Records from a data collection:
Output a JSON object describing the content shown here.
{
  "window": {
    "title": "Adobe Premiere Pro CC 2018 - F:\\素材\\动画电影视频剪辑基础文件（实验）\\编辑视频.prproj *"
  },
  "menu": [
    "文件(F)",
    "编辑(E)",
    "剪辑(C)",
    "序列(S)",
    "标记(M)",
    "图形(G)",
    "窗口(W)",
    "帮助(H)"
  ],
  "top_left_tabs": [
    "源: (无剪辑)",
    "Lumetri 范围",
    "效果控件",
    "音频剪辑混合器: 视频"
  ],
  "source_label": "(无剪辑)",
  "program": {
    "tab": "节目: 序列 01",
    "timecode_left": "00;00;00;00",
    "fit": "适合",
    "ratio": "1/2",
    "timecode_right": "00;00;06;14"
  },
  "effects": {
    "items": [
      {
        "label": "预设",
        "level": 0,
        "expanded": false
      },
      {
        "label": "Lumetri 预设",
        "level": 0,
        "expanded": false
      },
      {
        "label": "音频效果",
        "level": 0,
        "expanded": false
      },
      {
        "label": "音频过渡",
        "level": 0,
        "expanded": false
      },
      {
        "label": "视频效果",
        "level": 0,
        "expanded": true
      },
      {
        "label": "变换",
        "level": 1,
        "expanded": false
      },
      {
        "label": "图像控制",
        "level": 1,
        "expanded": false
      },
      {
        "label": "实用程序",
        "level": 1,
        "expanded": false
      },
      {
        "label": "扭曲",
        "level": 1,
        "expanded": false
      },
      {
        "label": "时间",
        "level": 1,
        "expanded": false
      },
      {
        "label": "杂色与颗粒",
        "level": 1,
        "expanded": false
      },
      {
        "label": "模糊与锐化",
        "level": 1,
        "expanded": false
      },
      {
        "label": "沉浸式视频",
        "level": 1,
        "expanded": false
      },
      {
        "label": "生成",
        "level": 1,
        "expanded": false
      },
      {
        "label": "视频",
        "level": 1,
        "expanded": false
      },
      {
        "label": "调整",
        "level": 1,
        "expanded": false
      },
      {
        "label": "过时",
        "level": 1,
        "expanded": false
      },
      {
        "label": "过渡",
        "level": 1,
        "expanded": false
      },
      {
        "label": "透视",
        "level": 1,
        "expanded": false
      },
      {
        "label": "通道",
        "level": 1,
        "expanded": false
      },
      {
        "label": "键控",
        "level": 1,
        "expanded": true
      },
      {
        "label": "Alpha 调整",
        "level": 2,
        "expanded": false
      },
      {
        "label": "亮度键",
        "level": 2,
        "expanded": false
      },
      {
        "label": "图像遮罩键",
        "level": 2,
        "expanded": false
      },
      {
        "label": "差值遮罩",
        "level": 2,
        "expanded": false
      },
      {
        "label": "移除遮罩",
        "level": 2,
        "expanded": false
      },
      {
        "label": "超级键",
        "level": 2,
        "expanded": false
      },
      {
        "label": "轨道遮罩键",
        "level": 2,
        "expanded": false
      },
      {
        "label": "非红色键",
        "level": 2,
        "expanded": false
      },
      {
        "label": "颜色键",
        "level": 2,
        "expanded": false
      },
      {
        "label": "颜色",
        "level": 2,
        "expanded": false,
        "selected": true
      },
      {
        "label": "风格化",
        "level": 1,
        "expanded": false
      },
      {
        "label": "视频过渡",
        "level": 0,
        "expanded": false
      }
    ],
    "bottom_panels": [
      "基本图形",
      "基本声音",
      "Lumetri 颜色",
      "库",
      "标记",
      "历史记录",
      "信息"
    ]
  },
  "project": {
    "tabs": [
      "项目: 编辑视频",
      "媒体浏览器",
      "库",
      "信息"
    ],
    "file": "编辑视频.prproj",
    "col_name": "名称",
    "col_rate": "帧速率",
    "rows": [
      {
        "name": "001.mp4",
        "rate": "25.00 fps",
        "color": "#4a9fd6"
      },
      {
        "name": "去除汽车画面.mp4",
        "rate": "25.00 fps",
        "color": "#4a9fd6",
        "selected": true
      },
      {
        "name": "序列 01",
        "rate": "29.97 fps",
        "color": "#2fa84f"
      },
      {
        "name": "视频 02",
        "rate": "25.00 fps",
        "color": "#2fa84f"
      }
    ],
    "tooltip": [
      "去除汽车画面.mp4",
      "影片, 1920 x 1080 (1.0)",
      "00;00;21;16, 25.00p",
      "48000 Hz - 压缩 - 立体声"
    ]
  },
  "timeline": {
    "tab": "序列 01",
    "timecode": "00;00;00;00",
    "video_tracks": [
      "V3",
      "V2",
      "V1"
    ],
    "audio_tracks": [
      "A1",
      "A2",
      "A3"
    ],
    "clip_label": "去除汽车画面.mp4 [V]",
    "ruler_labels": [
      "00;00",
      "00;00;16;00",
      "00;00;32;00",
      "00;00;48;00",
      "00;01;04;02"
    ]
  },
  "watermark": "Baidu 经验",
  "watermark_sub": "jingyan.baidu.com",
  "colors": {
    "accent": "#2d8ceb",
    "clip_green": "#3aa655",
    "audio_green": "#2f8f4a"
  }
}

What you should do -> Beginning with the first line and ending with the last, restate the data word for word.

Written response ->
Output a JSON object describing the content shown here.
{
  "window": {
    "title": "Adobe Premiere Pro CC 2018 - F:\\素材\\动画电影视频剪辑基础文件（实验）\\编辑视频.prproj *"
  },
  "menu": [
    "文件(F)",
    "编辑(E)",
    "剪辑(C)",
    "序列(S)",
    "标记(M)",
    "图形(G)",
    "窗口(W)",
    "帮助(H)"
  ],
  "top_left_tabs": [
    "源: (无剪辑)",
    "Lumetri 范围",
    "效果控件",
    "音频剪辑混合器: 视频"
  ],
  "source_label": "(无剪辑)",
  "program": {
    "tab": "节目: 序列 01",
    "timecode_left": "00;00;00;00",
    "fit": "适合",
    "ratio": "1/2",
    "timecode_right": "00;00;06;14"
  },
  "effects": {
    "items": [
      {
        "label": "预设",
        "level": 0,
        "expanded": false
      },
      {
        "label": "Lumetri 预设",
        "level": 0,
        "expanded": false
      },
      {
        "label": "音频效果",
        "level": 0,
        "expanded": false
      },
      {
        "label": "音频过渡",
        "level": 0,
        "expanded": false
      },
      {
        "label": "视频效果",
        "level": 0,
        "expanded": true
      },
      {
        "label": "变换",
        "level": 1,
        "expanded": false
      },
      {
        "label": "图像控制",
        "level": 1,
        "expanded": false
      },
      {
        "label": "实用程序",
        "level": 1,
        "expanded": false
      },
      {
        "label": "扭曲",
        "level": 1,
        "expanded": false
      },
      {
        "label": "时间",
        "level": 1,
        "expanded": false
      },
      {
        "label": "杂色与颗粒",
        "level": 1,
        "expanded": false
      },
      {
        "label": "模糊与锐化",
        "level": 1,
        "expanded": false
      },
      {
        "label": "沉浸式视频",
        "level": 1,
        "expanded": false
      },
      {
        "label": "生成",
        "level": 1,
        "expanded": false
      },
      {
        "label": "视频",
        "level": 1,
        "expanded": false
      },
      {
        "label": "调整",
        "level": 1,
        "expanded": false
      },
      {
        "label": "过时",
        "level": 1,
        "expanded": false
      },
      {
        "label": "过渡",
        "level": 1,
        "expanded": false
      },
      {
        "label": "透视",
        "level": 1,
        "expanded": false
      },
      {
        "label": "通道",
        "level": 1,
        "expanded": false
      },
      {
        "label": "键控",
        "level": 1,
        "expanded": true
      },
      {
        "label": "Alpha 调整",
        "level": 2,
        "expanded": false
      },
      {
        "label": "亮度键",
        "level": 2,
        "expanded": false
      },
      {
        "label": "图像遮罩键",
        "level": 2,
        "expanded": false
      },
      {
        "label": "差值遮罩",
        "level": 2,
        "expanded": false
      },
      {
        "label": "移除遮罩",
        "level": 2,
        "expanded": false
      },
      {
        "label": "超级键",
        "level": 2,
        "expanded": false
      },
      {
        "label": "轨道遮罩键",
        "level": 2,
        "expanded": false
      },
      {
        "label": "非红色键",
        "level": 2,
        "expanded": false
      },
      {
        "label": "颜色键",
        "level": 2,
        "expanded": false
      },
      {
        "label": "颜色",
        "level": 2,
        "expanded": false,
        "selected": true
      },
      {
        "label": "风格化",
        "level": 1,
        "expanded": false
      },
      {
        "label": "视频过渡",
        "level": 0,
        "expanded": false
      }
    ],
    "bottom_panels": [
      "基本图形",
      "基本声音",
      "Lumetri 颜色",
      "库",
      "标记",
      "历史记录",
      "信息"
    ]
  },
  "project": {
    "tabs": [
      "项目: 编辑视频",
      "媒体浏览器",
      "库",
      "信息"
    ],
    "file": "编辑视频.prproj",
    "col_name": "名称",
    "col_rate": "帧速率",
    "rows": [
      {
        "name": "001.mp4",
        "rate": "25.00 fps",
        "color": "#4a9fd6"
      },
      {
        "name": "去除汽车画面.mp4",
        "rate": "25.00 fps",
        "color": "#4a9fd6",
        "selected": true
      },
      {
        "name": "序列 01",
        "rate": "29.97 fps",
        "color": "#2fa84f"
      },
      {
        "name": "视频 02",
        "rate": "25.00 fps",
        "color": "#2fa84f"
      }
    ],
    "tooltip": [
      "去除汽车画面.mp4",
      "影片, 1920 x 1080 (1.0)",
      "00;00;21;16, 25.00p",
      "48000 Hz - 压缩 - 立体声"
    ]
  },
  "timeline": {
    "tab": "序列 01",
    "timecode": "00;00;00;00",
    "video_tracks": [
      "V3",
      "V2",
      "V1"
    ],
    "audio_tracks": [
      "A1",
      "A2",
      "A3"
    ],
    "clip_label": "去除汽车画面.mp4 [V]",
    "ruler_labels": [
      "00;00",
      "00;00;16;00",
      "00;00;32;00",
      "00;00;48;00",
      "00;01;04;02"
    ]
  },
  "watermark": "Baidu 经验",
  "watermark_sub": "jingyan.baidu.com",
  "colors": {
    "accent": "#2d8ceb",
    "clip_green": "#3aa655",
    "audio_green": "#2f8f4a"
  }
}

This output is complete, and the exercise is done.